Cats have almost no amylase in their digestive systems (less than 5% of what dogs produce) and are deficient in other enzymes (sucrase & others) required to utlize carbohydrates (especially carbohydrate sources of protein) efficiently. They lack hepatic fructokinase, which means they cannot digest foods high in surcrose. A high sucrose meal will cause fructosuria (fructose in the urine, which is NOT normal). They have little to no glucokinase activity, and this activity does NOT increase in response to feeding more carbohydrates (as it does in dogs). The digestive tract of the cat is significantly shorter than ours, which further limits their ability to digest and absorb carbohydrates.

At least 17-20% of a cat’s diet must be composed of animal protein (this requirement is higher in kittens, who need about 26%). A single meal deficient in the amino acid arginine will result in hyperamonemia (excessive ammonia in the blood). Ammonia is TOXIC to a lot of things, especially brain cells. A cat without arginine will die, quickly. And guess what? Arginine is found abundantly in animal protein and not so much in milk/plant proteins. Additionally, cats cannot synthesize the amino acid taurine, which is found in animal proteins. Cats without taurine can develop issues with their eyes and can even become blind. Taurine can be found in soy and other protein sources BUT as we’ve already discussed, cats are not good at utilizing non-animal sources of protein.

So, if your cat doesn’t get animal protein, they are going to be nutritionally deficient, period. No ifs, ands or buts. A vegan/vegetarian diet is unacceptable.

There are two commercially available vegan/vegetarian diets for cats. NEITHER OF THESE has been found to meet the basic dietary standards set up by AAFCO or the AVMA. They are not adequate.

Now, let’s talk about dogs. First thing is first: dogs are NOT wolves. Dogs are descended from wolves, yes, but their digestive systems are somewhat different from the wild wolf (wolves do have SOME amylase but not as much as dogs tend to, according to what I’ve read). Recent genetic studies (attempting to trace the genetic point of domestication in dogs) suggest that most dogs descended from a now-extinct variety of the wolf and that at the time of their domestication, dogs were not scavenging off of man. Dogs may have actually served as hunting partners and came to us in our hunter-gatherer days. Interestingly, those breeds of dog who evolved near humans with agricultural societies developed larger amounts of amylase-producing genes than breeds whose people were less agricultural (huskies are one example).

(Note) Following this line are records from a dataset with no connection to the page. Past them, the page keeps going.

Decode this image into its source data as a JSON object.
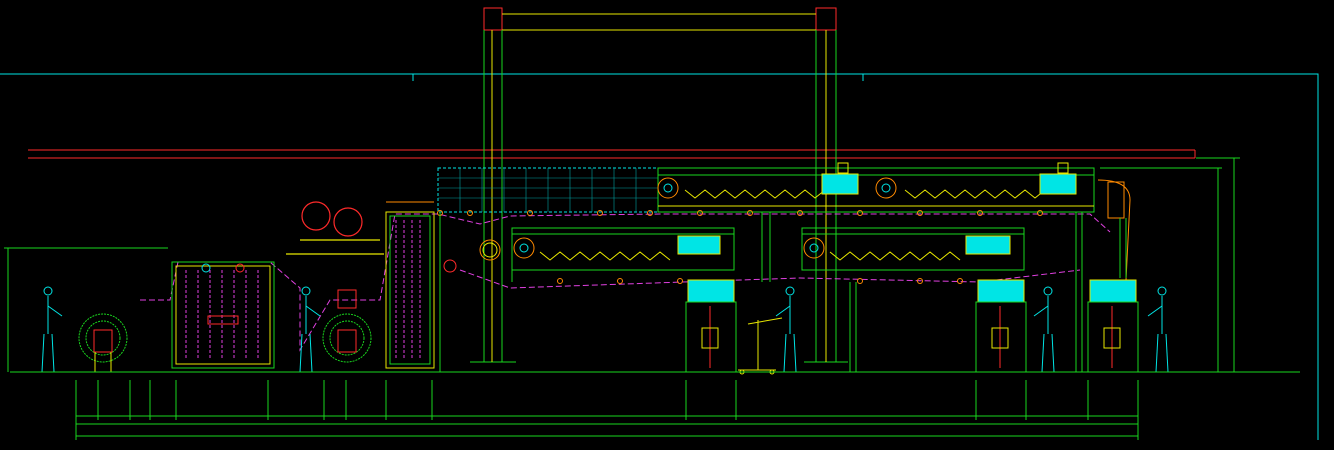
{
  "drawing": {
    "background": "#000000",
    "colors": {
      "yellow": "#e8e800",
      "green": "#19d61e",
      "cyan": "#00e5e5",
      "red": "#ff2a2a",
      "magenta": "#e040e0",
      "white": "#d8d8d8",
      "orange": "#ff8a00"
    },
    "layer_labels": [
      "frame",
      "dimension-lines",
      "operators",
      "rollers",
      "dryer-hoods",
      "coating-heads"
    ]
  }
}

Dogs CAN digest carbohydrates and feeding more carbs to them will increase the activity of certain enzymes. HOWEVER, they still have a minimum protein requirement (around 4% of their diet, 12% for puppies). ALSO, dogs can digest naturally occurring carbohydrates and fats. They are not, however, very efficient at deriving protein from non-animal sources. Are they better than cats at it? Yes. But they are still not as good at it as we are and a dog fed only non-animal protein will almost definitely suffer from a protein deficiency, particularly as there are no vegan/vegetarian diets which meat the basic AAFCO standards. Just because a dog CAN live on a starch-based diet, does not mean they will thrive on it.. 4% of their diet is the BARE MINIMUM FOR SURVIVAL, they need more to do well. Dogs who eat mainly plant proteins suffer from a whole slew of problems. There are, to my knowledge, no reputable vets/organizations who would recommend a vegan/veterinarian diet for a dog.

You are most likely NOT a veterinary nutritionist. You have not taken courses in nutritional physiology and therefore do not have the training necessary to formulate a vegan/vegetarian diet which is not incomplete in some way. Commercial dog foods might not be the best thing, but they at least meet the minimum standards (again, minimum does not equate to best but in comparison to the vegan diets, it’s better).

Animals depend on us for their nutritional needs. It is up to us to provide them with what they have to have in order to thrive. It is fine if you, as a human being with a choice, choose to live as a vegan/vegetarian. But our pets do not have a choice. They should not be forced to live that way.